At the first Becker’s Payer Issues Roundtable event on November 7-8, a leadership panel discussed payers’ top priorities.
- Payer executives are concerned about how to manage the cultural shift to move to value-based care. “The reality is we live in a fee-for-service world, and in the short term, it does mean that somebody is going to get a smaller piece of the pie,” said Ceci Connolly, President and Chief Executive Officer, Alliance of Community Health Plans. “But true value-based care has to include downside risk for both players in the arrangement.”
- Managing price transparency has caused confusion for members, and health plans must educate about the value that integrated models can provide. “Everybody's got their prices out there, and it might be a little bit more expensive for you to get your colonoscopy with us than it is with one of our competitors,” said Gracelyn McDermott, Vice President, Marketing, Sales and Business Development, Kaiser Permanente. “But what happens if they find something? That’s really where the member starts to lose the value (if they are not covered by an integrated model).”
- Consolidations haven’t resulted in savings but have rather brought more bargaining power to a few, large entities. This is an important regulatory topic, according to Connolly: “What are policymakers going to do to attempt to level the playing field to have true competition?”
For smaller players however, the panelists have already observed more creative partnerships between payers and providers which will be critical for them to remain competitive. “We've reached the tipping point where the healthy friction and tension got to an unhealthy point, and people are more willing to lay down arms and work together,” said Michael Drescher, Vice President of Payer Strategy, XSOLIS. “Increased sharing of real-time data needs to become the norm, not the anomaly, to accelerate the collaboration the industry requires.”
- Concerns about cost-shifting and staffing shortages loom large.

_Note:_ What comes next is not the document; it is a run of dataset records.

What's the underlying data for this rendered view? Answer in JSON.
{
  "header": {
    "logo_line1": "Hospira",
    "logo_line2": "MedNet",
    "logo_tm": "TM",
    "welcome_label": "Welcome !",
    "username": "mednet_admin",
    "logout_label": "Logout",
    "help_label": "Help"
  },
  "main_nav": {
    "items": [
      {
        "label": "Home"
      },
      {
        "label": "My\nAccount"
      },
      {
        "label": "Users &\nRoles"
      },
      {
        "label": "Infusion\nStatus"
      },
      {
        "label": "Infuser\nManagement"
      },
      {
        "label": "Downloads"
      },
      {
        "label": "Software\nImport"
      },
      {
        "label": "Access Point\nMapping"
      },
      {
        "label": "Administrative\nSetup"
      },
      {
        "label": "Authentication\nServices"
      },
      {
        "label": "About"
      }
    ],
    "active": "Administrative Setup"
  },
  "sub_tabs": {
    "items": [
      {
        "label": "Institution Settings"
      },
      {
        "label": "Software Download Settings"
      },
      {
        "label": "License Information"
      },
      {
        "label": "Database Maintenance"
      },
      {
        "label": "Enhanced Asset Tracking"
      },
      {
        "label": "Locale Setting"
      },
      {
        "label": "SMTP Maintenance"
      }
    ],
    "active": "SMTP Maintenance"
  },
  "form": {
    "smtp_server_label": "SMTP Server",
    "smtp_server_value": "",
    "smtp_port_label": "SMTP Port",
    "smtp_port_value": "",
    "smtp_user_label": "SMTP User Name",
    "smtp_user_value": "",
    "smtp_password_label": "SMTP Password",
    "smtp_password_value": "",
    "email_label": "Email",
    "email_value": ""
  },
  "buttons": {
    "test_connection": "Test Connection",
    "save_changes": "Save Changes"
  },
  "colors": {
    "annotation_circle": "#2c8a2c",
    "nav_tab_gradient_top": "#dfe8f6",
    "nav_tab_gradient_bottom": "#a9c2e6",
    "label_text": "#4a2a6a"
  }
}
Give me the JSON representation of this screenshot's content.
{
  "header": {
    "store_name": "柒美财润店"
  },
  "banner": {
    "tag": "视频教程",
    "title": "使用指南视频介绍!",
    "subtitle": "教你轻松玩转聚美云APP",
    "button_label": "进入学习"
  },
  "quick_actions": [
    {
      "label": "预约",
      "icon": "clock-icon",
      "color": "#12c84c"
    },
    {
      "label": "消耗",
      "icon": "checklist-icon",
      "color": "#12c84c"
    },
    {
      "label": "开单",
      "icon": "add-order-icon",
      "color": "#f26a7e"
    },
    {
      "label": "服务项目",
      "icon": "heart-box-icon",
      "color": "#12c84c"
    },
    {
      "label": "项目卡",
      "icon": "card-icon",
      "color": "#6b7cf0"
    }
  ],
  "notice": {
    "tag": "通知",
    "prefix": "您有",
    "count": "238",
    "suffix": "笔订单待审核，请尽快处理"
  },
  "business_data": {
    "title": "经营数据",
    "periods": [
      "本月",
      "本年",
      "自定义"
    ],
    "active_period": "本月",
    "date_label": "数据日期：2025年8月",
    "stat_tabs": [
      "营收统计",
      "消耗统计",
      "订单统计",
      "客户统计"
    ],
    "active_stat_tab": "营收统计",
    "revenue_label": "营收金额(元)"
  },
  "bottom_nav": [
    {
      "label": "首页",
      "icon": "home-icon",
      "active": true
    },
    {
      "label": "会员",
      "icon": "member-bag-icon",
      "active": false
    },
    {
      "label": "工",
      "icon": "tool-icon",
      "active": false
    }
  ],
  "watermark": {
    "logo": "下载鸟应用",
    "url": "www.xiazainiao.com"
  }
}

Economic trends will make the need for efficiency across health plans even more pressing. Health plans with balanced portfolios should be better positioned to manage the money and the patient population.
With the industry suffering provider shortages earlier than expected, health plans must continue to balance telemedicine and other care delivery options to ensure members are receiving the right care at the right time and place for the right price. Drescher adds, “Whether it’s a good time or bad time with Medicaid reimbursement or commercial lines, there is still an enormous amount of administrative waste in the system, and we’re not talking enough about getting rid of that with innovation.”
As detailed in a recent Chilmark Research report, Humana is one such example of how health plans are partnering with XSOLIS to reduce administrative waste and foster more payer-provider collaboration.